> Problem description: Read the records beneath this task and copy every line that contains the string "JSON".

> Data to examine:
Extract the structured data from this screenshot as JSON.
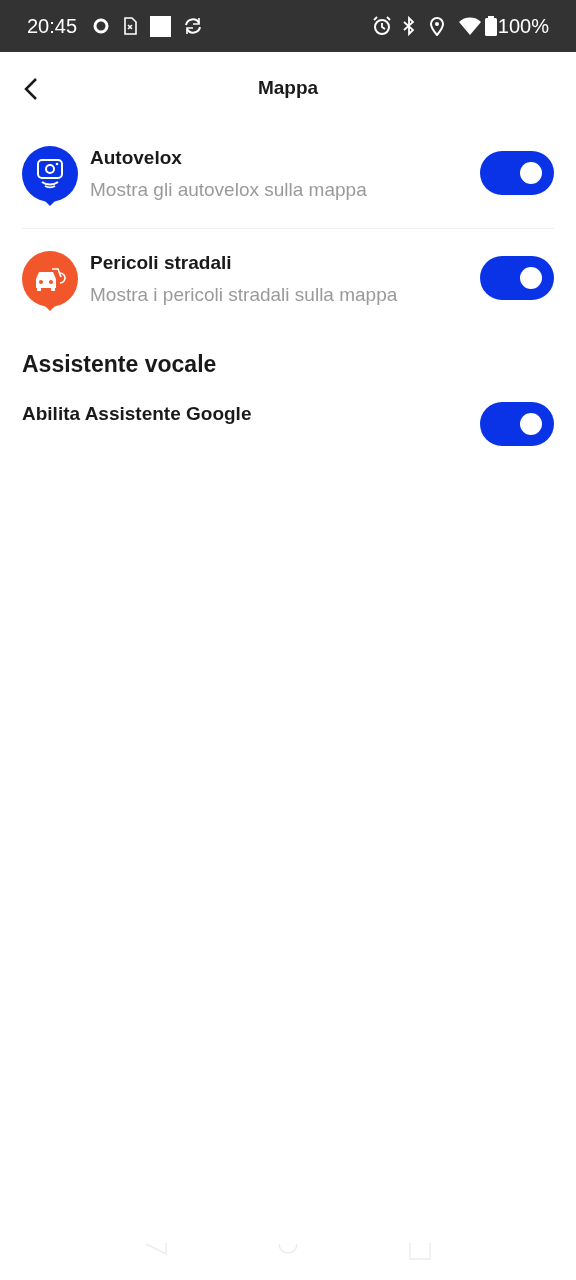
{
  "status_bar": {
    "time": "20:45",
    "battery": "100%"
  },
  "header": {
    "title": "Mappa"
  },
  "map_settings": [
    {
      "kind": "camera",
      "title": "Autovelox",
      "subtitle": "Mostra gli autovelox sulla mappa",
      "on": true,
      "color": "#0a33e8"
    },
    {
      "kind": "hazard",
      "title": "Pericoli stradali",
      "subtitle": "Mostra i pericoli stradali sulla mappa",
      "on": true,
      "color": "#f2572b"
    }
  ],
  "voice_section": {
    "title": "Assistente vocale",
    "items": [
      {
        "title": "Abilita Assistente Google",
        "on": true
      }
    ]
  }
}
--
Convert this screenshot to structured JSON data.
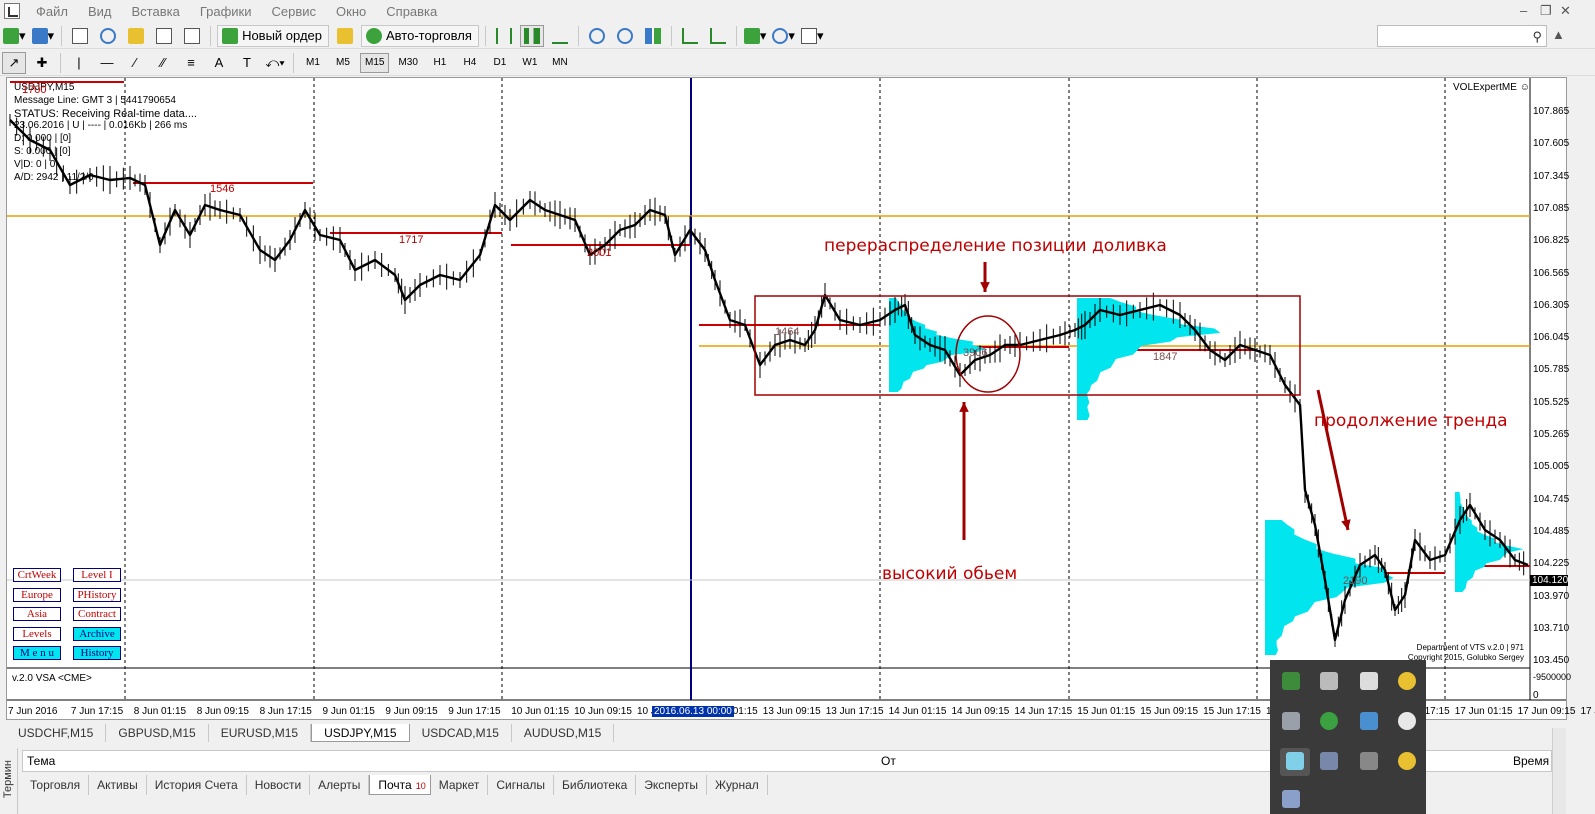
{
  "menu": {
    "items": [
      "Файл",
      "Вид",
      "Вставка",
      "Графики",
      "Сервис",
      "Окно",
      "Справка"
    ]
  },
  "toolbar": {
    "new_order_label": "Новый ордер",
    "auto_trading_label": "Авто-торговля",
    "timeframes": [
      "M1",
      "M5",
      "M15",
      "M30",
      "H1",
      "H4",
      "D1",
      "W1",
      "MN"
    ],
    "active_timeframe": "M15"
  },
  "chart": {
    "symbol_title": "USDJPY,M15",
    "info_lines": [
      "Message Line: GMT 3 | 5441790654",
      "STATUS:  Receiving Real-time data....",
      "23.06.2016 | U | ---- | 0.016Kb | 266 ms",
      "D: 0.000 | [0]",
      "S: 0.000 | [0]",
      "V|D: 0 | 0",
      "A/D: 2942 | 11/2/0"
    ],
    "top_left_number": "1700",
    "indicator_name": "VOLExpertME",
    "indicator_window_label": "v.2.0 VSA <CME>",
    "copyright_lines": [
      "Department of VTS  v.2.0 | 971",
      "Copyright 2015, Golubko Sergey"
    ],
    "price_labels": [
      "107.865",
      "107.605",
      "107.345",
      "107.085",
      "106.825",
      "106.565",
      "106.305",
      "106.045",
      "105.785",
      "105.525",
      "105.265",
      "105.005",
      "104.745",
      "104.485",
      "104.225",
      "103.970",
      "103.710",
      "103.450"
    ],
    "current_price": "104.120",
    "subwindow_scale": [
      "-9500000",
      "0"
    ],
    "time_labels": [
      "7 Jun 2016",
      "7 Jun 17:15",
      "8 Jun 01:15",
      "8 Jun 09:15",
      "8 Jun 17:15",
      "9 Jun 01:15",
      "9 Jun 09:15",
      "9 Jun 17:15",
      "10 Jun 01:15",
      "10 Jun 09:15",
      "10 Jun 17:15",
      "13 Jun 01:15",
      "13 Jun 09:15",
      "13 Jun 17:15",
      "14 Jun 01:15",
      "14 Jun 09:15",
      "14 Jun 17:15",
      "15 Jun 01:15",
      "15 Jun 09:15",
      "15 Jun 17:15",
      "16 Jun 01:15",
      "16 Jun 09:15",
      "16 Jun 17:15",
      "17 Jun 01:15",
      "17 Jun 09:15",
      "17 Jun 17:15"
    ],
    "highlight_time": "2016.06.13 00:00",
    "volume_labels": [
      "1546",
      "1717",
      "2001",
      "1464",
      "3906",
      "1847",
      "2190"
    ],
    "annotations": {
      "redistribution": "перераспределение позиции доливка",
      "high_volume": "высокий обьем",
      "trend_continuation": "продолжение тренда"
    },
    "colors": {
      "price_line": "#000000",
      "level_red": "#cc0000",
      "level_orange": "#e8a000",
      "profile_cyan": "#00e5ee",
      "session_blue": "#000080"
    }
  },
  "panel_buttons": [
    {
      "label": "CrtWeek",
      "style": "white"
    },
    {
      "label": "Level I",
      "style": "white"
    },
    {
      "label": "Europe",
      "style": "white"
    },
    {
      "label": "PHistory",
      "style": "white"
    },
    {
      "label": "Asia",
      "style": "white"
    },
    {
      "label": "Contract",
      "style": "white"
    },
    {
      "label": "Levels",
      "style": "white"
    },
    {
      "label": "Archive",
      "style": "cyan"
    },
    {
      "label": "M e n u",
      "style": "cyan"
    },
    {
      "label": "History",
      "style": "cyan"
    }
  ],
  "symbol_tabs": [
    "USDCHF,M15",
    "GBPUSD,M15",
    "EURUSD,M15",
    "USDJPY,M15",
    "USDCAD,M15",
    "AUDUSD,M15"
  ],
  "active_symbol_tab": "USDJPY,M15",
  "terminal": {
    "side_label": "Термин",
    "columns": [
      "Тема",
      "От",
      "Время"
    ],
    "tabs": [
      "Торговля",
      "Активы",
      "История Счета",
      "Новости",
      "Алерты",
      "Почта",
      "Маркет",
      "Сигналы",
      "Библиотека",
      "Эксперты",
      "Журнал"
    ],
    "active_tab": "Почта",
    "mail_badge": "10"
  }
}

> Answer to this problem:
Extract the structured data from this screenshot as JSON.
Convert this screenshot to structured JSON data.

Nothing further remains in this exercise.